◆ Work to be completed ◆
In the data that follows, find each line containing "subject" and copy it.

◆ Provided records ◆

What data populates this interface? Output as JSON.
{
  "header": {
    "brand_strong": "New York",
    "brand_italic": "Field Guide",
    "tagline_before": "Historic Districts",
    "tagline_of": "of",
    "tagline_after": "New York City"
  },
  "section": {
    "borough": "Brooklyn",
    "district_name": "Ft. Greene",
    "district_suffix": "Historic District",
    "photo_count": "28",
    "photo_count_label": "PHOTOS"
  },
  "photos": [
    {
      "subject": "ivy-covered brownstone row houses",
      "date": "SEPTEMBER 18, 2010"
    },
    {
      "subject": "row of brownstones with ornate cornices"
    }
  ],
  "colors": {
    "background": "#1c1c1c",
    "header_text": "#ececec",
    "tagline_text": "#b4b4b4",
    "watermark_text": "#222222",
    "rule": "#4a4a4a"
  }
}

◆ Your solution ◆
      "subject": "ivy-covered brownstone row houses",
      "subject": "row of brownstones with ornate cornices"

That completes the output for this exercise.